What to produce
When the word "JSON" shows up in a line of the records below, copy that line.

Element data from apps and pages:
--

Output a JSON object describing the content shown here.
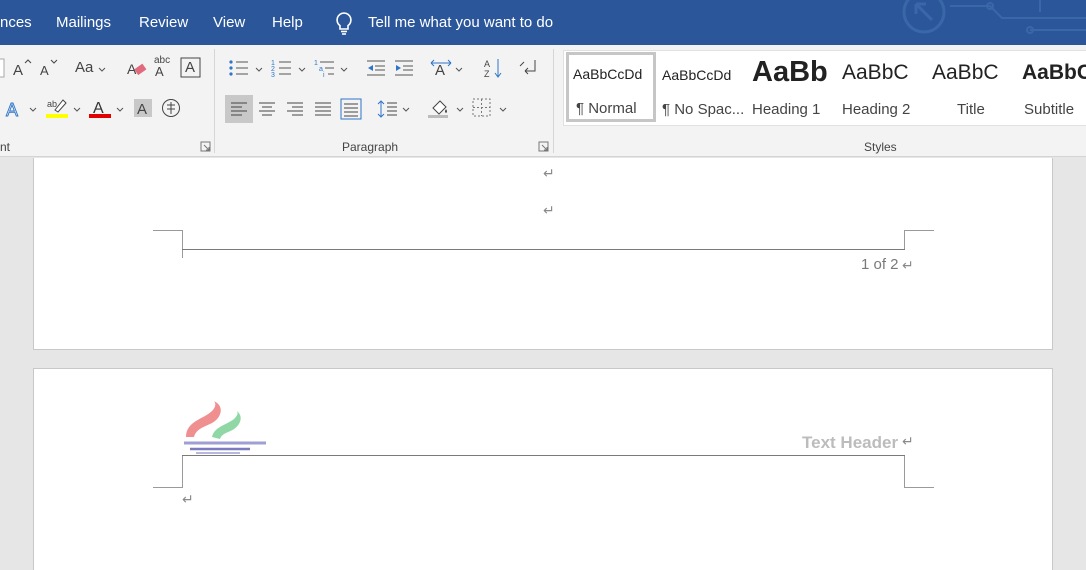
{
  "menu": {
    "tabs": [
      "nces",
      "Mailings",
      "Review",
      "View",
      "Help"
    ],
    "tell_me": "Tell me what you want to do"
  },
  "ribbon": {
    "groups": {
      "font": "nt",
      "paragraph": "Paragraph",
      "styles": "Styles"
    },
    "font_buttons": {
      "change_case": "Aa",
      "clear_formatting_letters": "abc",
      "text_box_letter": "A"
    },
    "styles": [
      {
        "sample": "AaBbCcDd",
        "name": "¶ Normal"
      },
      {
        "sample": "AaBbCcDd",
        "name": "¶ No Spac..."
      },
      {
        "sample": "AaBb",
        "name": "Heading 1"
      },
      {
        "sample": "AaBbC",
        "name": "Heading 2"
      },
      {
        "sample": "AaBbC",
        "name": "Title"
      },
      {
        "sample": "AaBbC",
        "name": "Subtitle"
      }
    ]
  },
  "document": {
    "paragraph_mark": "↵",
    "footer_page": "1 of 2",
    "header_text": "Text Header"
  },
  "colors": {
    "accent": "#2b579a",
    "highlight": "#ffff00",
    "font_color": "#ff0000"
  }
}
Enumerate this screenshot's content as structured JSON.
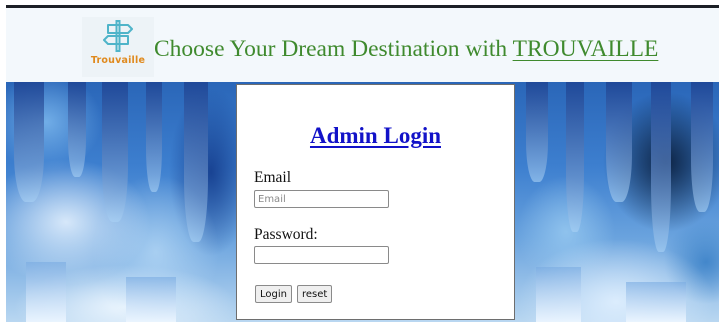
{
  "header": {
    "logo_text": "Trouvaille",
    "title_prefix": "Choose Your Dream Destination with ",
    "title_brand": "TROUVAILLE"
  },
  "login": {
    "title": "Admin Login",
    "email_label": "Email",
    "email_placeholder": "Email",
    "email_value": "",
    "password_label": "Password:",
    "password_value": "",
    "login_button": "Login",
    "reset_button": "reset"
  },
  "icons": {
    "logo": "signpost-icon"
  },
  "colors": {
    "header_bg": "#f3f8fc",
    "header_title": "#3f8a2e",
    "logo_text": "#e08a1e",
    "signpost": "#4fb4c9",
    "login_title": "#1212c8"
  }
}
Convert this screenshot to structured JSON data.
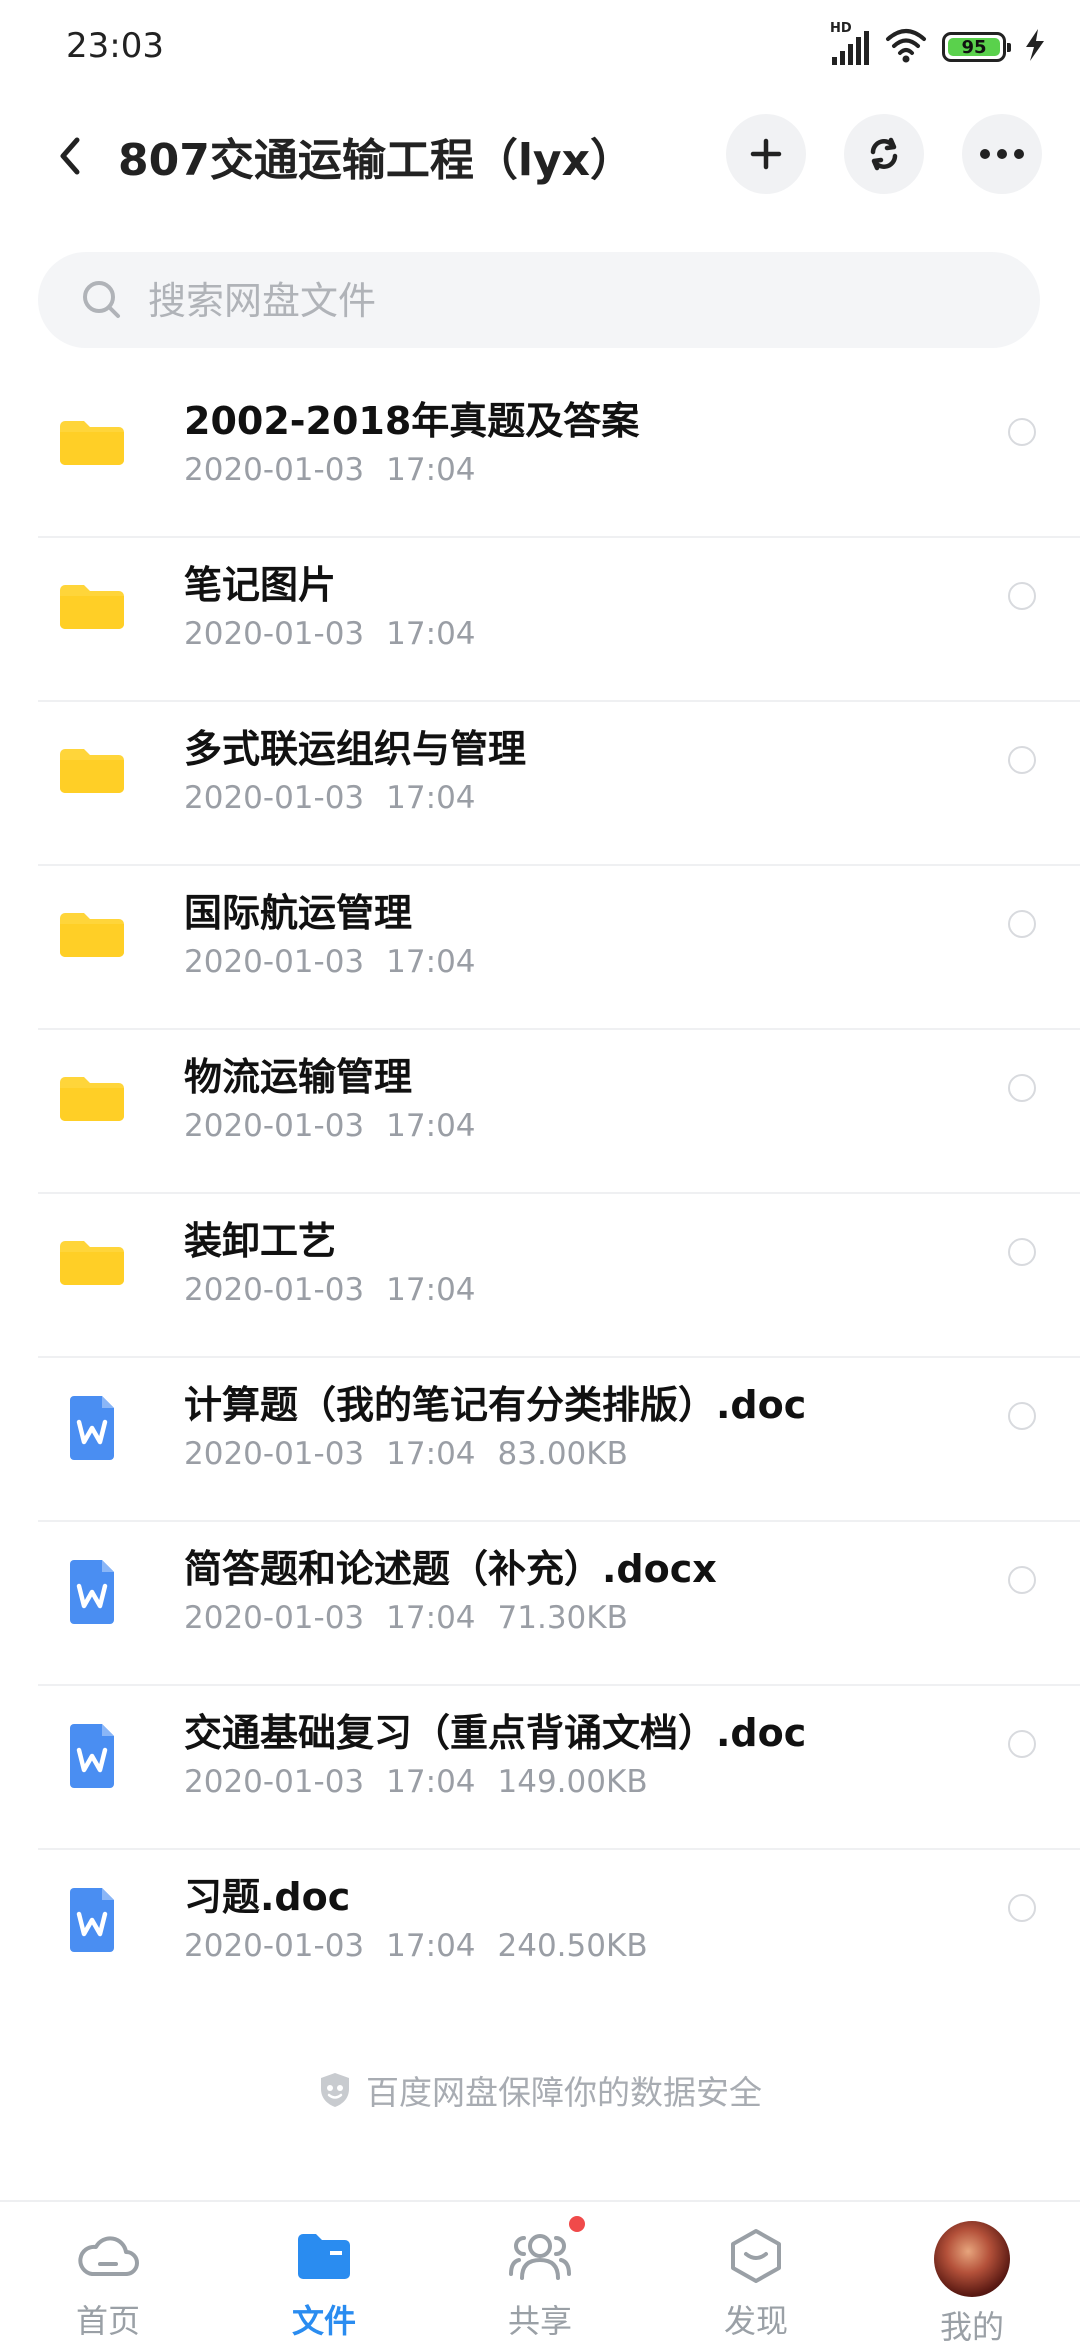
{
  "status_bar": {
    "time": "23:03",
    "network_label": "HD",
    "battery_level": "95"
  },
  "header": {
    "title": "807交通运输工程（lyx）"
  },
  "search": {
    "placeholder": "搜索网盘文件"
  },
  "files": [
    {
      "type": "folder",
      "name": "2002-2018年真题及答案",
      "date": "2020-01-03",
      "time": "17:04",
      "size": ""
    },
    {
      "type": "folder",
      "name": "笔记图片",
      "date": "2020-01-03",
      "time": "17:04",
      "size": ""
    },
    {
      "type": "folder",
      "name": "多式联运组织与管理",
      "date": "2020-01-03",
      "time": "17:04",
      "size": ""
    },
    {
      "type": "folder",
      "name": "国际航运管理",
      "date": "2020-01-03",
      "time": "17:04",
      "size": ""
    },
    {
      "type": "folder",
      "name": "物流运输管理",
      "date": "2020-01-03",
      "time": "17:04",
      "size": ""
    },
    {
      "type": "folder",
      "name": "装卸工艺",
      "date": "2020-01-03",
      "time": "17:04",
      "size": ""
    },
    {
      "type": "doc",
      "name": "计算题（我的笔记有分类排版）.doc",
      "date": "2020-01-03",
      "time": "17:04",
      "size": "83.00KB"
    },
    {
      "type": "doc",
      "name": "简答题和论述题（补充）.docx",
      "date": "2020-01-03",
      "time": "17:04",
      "size": "71.30KB"
    },
    {
      "type": "doc",
      "name": "交通基础复习（重点背诵文档）.doc",
      "date": "2020-01-03",
      "time": "17:04",
      "size": "149.00KB"
    },
    {
      "type": "doc",
      "name": "习题.doc",
      "date": "2020-01-03",
      "time": "17:04",
      "size": "240.50KB"
    }
  ],
  "footer": {
    "safety_text": "百度网盘保障你的数据安全"
  },
  "bottom_nav": [
    {
      "label": "首页",
      "icon": "cloud-icon",
      "active": false
    },
    {
      "label": "文件",
      "icon": "folder-icon",
      "active": true
    },
    {
      "label": "共享",
      "icon": "people-icon",
      "active": false,
      "badge": true
    },
    {
      "label": "发现",
      "icon": "discover-icon",
      "active": false
    },
    {
      "label": "我的",
      "icon": "avatar",
      "active": false
    }
  ],
  "colors": {
    "accent": "#2a8cf0",
    "folder": "#ffd53a",
    "doc": "#4a8ef2",
    "badge": "#f04a4a",
    "battery": "#5ad14c"
  }
}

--

Output of the task
Output a JSON object describing the content shown here.
Enumerate this screenshot's content as structured JSON.
Convert this screenshot to structured JSON data.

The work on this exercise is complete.